In the final chapter, "Bioethics as a Technology of Government," Tremain seeks to put the subdiscipline of "bioethics" in historical context and, using this context, to demonstrate the ways in which bioethicists participate in the apparatus of disability. Taking as examples discussions of reproductive screening technologies and stem cell research, Tremain shows how mainstream (even feminist) arguments within bioethics leave unquestioned the desirability of screening for certain conditions or developing stem cell treatments to "cure" certain conditions. That is, they treat impairments themselves as natural (and naturally undesirable), and in doing so reproduce and participate in understandings of those conditions as natural and undesirable. This in turn justifies the uses of these technologies, further naturalizing the impairments they are used to "treat." To be clear, Tremain is careful to clarify that according to Foucault, modern power is intentional (that is, it serves certain ends) but nonsubjective (that is, we cannot always point to a decision-maker, a guiding person or group of persons directing the uses of power). Thus, we need not believe bioethicists are intentionally using the field to further certain aims of biopower to understand how bioethics does have certain effects that further the aims of biopower.
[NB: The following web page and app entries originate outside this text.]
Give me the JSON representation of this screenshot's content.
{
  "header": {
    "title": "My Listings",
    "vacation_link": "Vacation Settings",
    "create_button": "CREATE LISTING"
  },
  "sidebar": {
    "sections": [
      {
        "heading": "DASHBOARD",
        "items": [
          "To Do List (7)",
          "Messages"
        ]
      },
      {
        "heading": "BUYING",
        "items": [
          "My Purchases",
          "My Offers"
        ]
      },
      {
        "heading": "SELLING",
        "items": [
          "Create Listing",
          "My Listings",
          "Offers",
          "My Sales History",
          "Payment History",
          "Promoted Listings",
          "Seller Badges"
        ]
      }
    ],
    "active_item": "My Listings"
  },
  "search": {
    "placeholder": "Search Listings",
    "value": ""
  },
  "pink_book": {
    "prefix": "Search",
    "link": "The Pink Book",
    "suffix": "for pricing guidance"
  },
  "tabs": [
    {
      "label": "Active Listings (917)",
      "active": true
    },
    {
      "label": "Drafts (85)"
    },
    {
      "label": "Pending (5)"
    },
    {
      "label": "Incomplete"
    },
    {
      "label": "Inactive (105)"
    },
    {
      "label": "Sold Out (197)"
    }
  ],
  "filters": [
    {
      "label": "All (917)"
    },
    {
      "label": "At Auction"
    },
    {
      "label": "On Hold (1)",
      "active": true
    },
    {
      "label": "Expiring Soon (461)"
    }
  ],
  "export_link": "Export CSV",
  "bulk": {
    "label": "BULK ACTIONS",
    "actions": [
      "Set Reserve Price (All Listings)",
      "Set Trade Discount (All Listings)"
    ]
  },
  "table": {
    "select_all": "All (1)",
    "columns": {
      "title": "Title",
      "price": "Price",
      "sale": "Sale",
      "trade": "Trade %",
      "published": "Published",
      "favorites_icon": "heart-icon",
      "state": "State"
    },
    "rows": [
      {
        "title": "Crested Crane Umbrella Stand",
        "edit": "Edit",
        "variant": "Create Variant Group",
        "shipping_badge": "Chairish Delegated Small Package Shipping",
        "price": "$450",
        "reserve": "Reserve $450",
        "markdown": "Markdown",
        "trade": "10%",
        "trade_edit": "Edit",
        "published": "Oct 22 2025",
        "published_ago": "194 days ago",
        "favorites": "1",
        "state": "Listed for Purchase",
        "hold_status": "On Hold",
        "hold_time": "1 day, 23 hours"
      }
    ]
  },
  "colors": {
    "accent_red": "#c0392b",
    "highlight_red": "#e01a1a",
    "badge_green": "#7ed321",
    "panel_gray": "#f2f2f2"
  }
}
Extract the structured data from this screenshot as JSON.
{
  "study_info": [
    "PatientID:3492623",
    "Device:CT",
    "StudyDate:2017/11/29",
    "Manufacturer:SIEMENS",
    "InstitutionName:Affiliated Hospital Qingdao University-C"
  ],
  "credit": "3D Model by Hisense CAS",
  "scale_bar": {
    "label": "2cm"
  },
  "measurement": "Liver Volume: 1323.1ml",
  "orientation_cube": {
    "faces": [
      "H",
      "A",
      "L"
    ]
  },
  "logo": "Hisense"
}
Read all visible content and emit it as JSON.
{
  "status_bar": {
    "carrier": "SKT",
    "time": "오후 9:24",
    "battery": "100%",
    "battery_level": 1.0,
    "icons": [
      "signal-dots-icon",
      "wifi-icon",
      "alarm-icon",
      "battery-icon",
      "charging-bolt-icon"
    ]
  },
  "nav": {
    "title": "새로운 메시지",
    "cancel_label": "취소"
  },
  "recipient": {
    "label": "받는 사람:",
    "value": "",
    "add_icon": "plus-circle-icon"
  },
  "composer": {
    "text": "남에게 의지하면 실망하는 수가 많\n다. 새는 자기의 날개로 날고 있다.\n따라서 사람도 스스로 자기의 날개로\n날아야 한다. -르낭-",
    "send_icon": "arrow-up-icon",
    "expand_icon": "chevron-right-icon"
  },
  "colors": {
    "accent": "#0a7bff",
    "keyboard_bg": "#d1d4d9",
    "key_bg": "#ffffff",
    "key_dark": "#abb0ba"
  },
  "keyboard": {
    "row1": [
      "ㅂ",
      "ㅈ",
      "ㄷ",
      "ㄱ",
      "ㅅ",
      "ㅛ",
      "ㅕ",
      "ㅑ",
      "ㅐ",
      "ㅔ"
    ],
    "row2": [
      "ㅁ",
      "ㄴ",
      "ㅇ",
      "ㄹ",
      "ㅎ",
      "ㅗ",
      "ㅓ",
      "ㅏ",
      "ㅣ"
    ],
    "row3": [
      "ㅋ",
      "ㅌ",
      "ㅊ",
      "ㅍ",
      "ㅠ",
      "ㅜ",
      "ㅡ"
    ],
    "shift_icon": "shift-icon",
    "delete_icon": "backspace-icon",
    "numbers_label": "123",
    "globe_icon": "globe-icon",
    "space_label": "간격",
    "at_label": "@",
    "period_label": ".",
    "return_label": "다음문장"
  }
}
Foucault and Feminist Philosophy of Disability offers exciting and thoughtful arguments that contribute to the philosophy of disability, feminist philosophy, and our understanding of philosophy as an academic discipline. Many of Tremain's arguments are far too nuanced for me to do justice to in the space of this review, but I hope to have given potentially interested readers an idea of what to expect and evidence that the book is well worth a thorough reading.

Josh Dohmen is Assistant Professor of philosophy at Mississippi University for Women. His research interests include twentieth-century continental philosophy, philosophy of disability, and feminist epistemology. His publications include "Interactions with Delusional Others: Reflections on Epistemic Failures and Virtues," forthcoming in the Oxford Handbook of Philosophy and Disability, and "Disability as Abject: Kristeva, Disability, and Resistance." His article "'A Little of Her Language': Epistemic Injustice and Mental Disability" was awarded Res Philosophica's 2016 essay prize.

"Tremain is critical of the way that philosophical analyses of disability are always understood within specific subdisciplines like 'feminist philosophy of disability' or 'feminist bioethics,' such that disability becomes an 'applied' topic, not one that is philosophically interesting in its own right."